**WORK INSTRUCTIONS**
Please state how many lines of the listing contain the word "Hereford", giving the number by itself.

**EXTRACTED INFORMATION**
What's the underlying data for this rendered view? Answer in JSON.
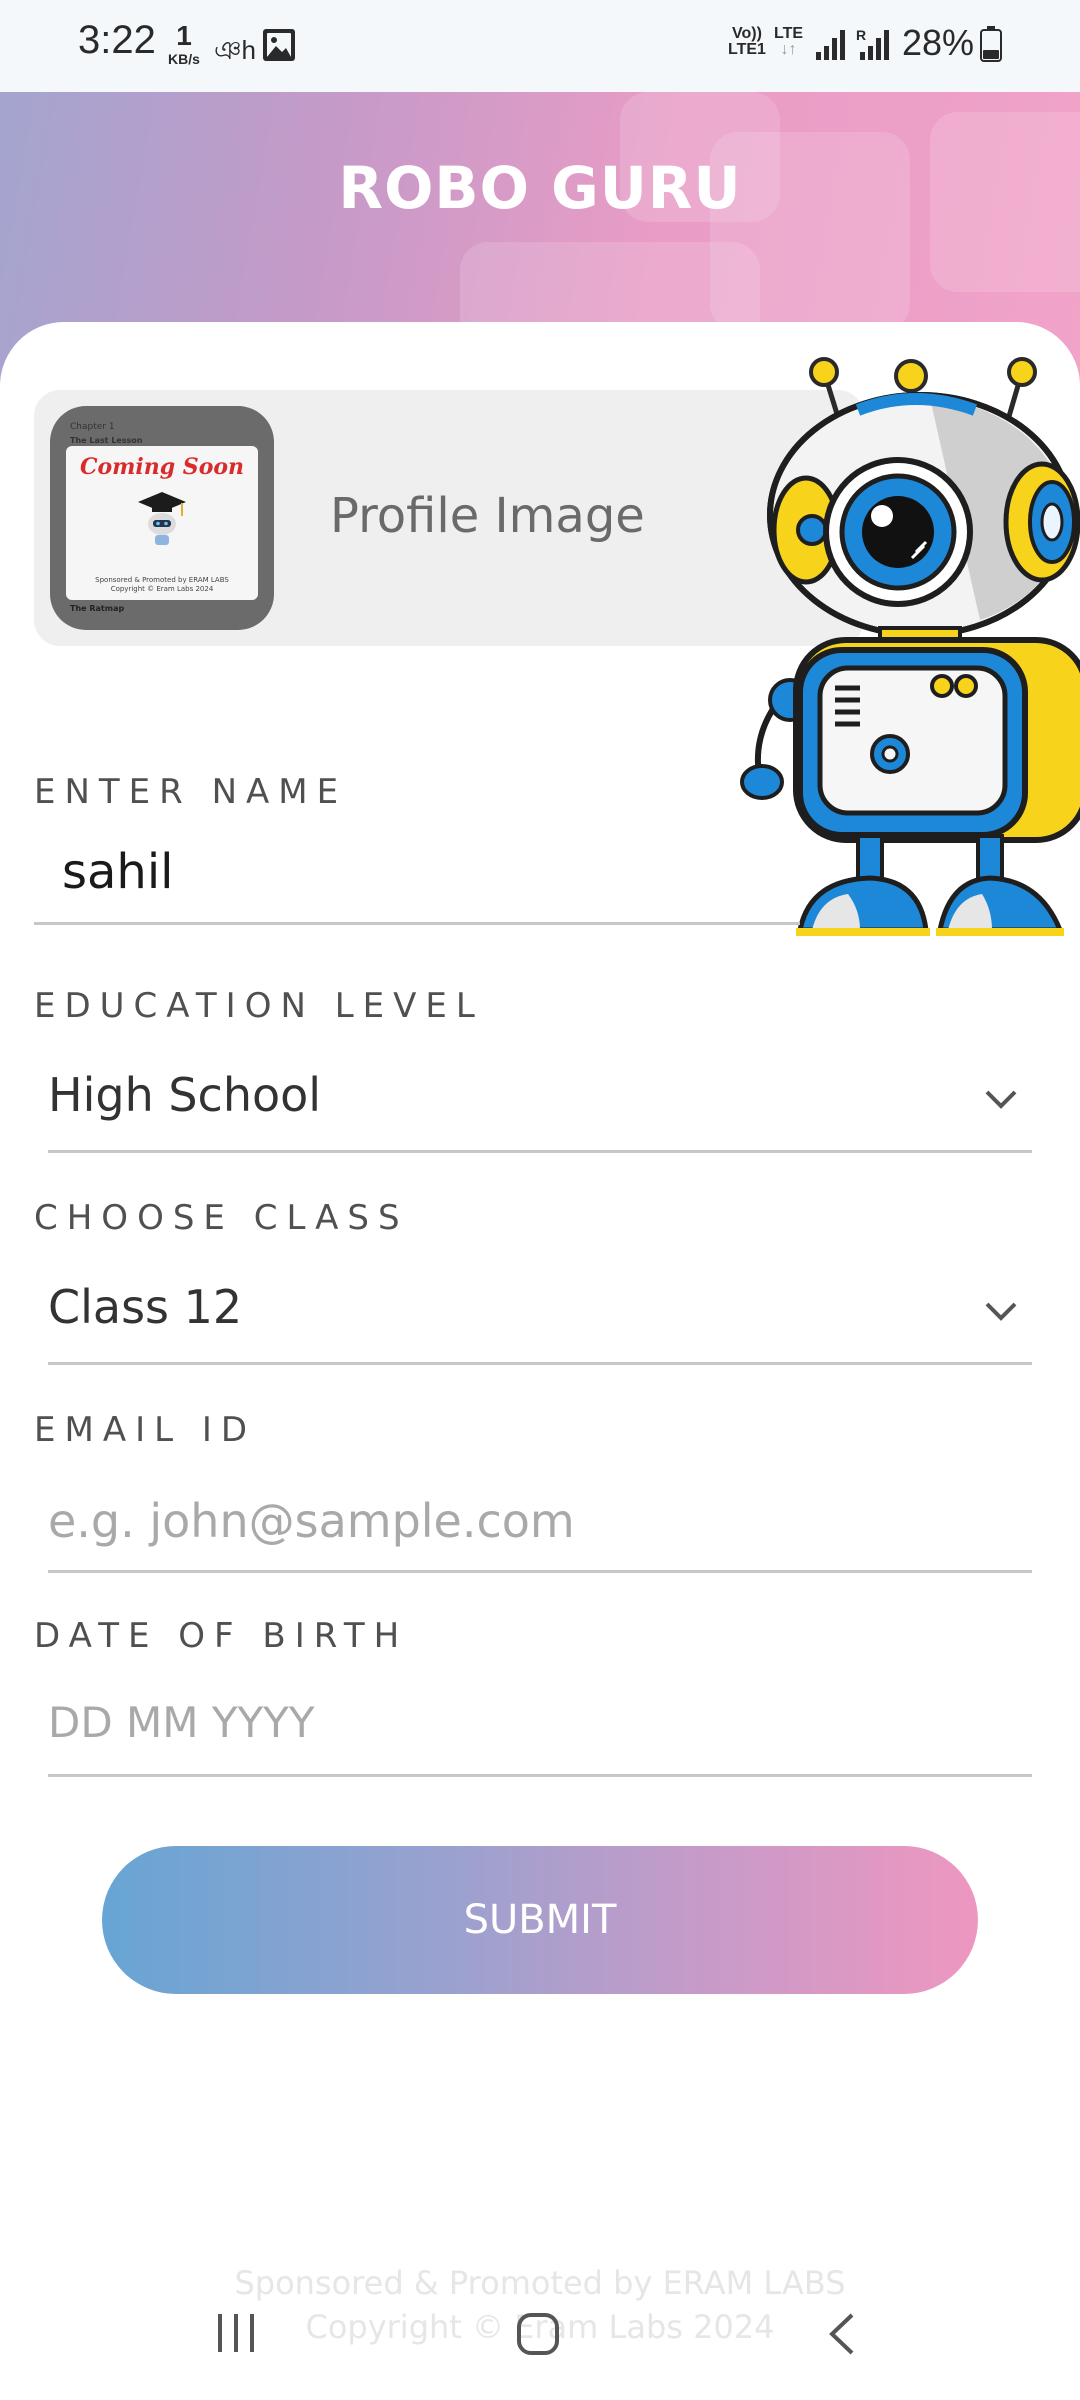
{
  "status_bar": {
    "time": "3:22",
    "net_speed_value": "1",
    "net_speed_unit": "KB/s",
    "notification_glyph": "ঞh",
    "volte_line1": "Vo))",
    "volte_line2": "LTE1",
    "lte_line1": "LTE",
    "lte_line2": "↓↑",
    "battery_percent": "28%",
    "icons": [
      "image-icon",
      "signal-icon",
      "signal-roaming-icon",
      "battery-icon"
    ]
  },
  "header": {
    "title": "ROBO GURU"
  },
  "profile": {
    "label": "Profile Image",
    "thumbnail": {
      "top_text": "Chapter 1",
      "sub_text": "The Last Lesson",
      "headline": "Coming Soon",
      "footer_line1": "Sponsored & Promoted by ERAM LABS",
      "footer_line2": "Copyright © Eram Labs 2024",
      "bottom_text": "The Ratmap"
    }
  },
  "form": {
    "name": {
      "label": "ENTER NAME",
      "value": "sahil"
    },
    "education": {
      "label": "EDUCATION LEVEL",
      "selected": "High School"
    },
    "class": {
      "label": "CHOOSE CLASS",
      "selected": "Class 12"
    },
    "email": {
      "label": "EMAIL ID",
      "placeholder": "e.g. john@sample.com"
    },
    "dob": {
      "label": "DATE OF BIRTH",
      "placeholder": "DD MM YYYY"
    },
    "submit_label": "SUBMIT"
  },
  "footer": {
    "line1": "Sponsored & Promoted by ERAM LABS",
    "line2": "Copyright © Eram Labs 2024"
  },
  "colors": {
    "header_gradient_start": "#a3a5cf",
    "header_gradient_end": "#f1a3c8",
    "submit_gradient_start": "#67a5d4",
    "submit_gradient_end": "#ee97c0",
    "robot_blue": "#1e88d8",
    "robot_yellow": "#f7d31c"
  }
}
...
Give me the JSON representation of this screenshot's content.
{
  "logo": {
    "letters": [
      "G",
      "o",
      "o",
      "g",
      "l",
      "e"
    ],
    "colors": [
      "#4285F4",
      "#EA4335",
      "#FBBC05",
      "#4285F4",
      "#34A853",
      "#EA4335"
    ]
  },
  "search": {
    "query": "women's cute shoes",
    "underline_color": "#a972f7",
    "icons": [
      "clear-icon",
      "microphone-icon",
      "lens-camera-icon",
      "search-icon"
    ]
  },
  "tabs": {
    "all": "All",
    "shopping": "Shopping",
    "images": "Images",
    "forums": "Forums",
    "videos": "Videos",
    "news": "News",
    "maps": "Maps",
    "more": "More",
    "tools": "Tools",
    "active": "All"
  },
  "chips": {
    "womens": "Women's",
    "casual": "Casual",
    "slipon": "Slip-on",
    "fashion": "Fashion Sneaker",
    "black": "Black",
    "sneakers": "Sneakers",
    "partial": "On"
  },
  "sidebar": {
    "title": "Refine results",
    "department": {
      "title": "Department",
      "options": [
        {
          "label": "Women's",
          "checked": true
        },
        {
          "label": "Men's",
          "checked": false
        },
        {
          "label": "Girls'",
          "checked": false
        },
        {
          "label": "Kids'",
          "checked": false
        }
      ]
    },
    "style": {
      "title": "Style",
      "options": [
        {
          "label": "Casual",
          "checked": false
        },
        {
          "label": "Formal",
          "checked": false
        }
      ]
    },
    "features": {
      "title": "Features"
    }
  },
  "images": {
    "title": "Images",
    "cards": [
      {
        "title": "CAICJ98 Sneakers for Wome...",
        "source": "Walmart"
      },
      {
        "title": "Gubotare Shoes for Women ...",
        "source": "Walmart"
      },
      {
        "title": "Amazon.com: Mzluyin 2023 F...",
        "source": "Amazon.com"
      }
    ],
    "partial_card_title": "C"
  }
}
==
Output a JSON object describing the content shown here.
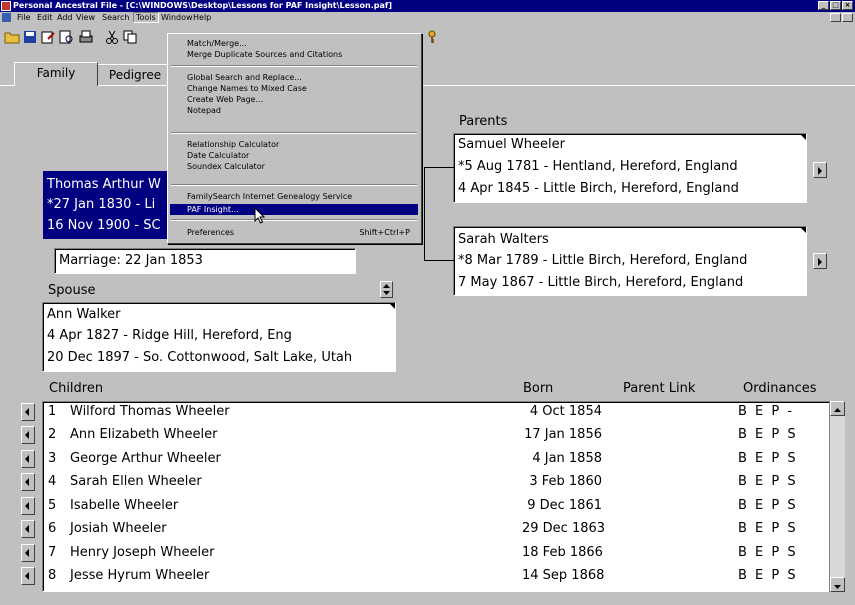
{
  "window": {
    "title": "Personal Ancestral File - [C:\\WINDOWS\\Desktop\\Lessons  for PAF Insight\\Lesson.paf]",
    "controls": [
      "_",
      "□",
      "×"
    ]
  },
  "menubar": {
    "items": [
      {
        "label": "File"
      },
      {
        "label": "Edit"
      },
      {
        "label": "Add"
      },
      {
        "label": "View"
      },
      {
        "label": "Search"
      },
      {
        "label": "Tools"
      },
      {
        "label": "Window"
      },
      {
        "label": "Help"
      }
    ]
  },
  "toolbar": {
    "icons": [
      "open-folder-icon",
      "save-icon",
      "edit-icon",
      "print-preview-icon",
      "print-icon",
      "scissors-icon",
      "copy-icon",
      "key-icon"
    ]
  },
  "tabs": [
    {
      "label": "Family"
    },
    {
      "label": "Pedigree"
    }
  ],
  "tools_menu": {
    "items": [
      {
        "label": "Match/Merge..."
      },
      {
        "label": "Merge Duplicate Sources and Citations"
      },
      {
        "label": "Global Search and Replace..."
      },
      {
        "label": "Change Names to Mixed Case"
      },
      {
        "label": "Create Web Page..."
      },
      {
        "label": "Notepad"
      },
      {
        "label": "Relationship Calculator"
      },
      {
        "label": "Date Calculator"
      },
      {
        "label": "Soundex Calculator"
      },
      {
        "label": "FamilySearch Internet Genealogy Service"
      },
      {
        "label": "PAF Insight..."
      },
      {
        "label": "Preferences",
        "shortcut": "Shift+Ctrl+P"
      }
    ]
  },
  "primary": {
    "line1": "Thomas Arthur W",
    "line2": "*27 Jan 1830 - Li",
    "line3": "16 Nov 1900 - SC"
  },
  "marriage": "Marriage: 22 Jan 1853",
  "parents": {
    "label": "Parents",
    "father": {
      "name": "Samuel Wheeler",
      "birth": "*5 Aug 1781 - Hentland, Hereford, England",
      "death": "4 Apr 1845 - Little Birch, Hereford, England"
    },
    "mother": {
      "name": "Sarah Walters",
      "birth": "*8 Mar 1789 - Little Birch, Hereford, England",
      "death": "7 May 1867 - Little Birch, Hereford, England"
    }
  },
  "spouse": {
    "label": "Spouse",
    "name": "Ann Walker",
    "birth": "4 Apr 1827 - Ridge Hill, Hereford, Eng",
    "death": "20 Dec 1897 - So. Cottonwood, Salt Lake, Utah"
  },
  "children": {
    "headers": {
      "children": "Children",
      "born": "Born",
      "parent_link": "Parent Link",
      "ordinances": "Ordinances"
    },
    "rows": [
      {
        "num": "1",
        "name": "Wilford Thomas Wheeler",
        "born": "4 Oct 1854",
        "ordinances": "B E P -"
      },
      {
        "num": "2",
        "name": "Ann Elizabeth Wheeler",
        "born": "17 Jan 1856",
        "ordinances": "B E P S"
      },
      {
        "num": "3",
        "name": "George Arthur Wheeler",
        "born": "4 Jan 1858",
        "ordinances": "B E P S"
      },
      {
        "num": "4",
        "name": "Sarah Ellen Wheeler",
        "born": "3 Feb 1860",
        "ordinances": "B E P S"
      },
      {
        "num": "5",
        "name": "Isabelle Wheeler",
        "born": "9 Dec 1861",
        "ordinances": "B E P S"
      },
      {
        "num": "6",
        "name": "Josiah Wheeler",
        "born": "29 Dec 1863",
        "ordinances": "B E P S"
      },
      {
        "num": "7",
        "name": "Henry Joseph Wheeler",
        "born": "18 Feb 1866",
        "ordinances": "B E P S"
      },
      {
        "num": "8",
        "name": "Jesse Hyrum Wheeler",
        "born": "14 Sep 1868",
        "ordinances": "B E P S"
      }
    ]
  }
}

**THE COMPLETED TASK**
5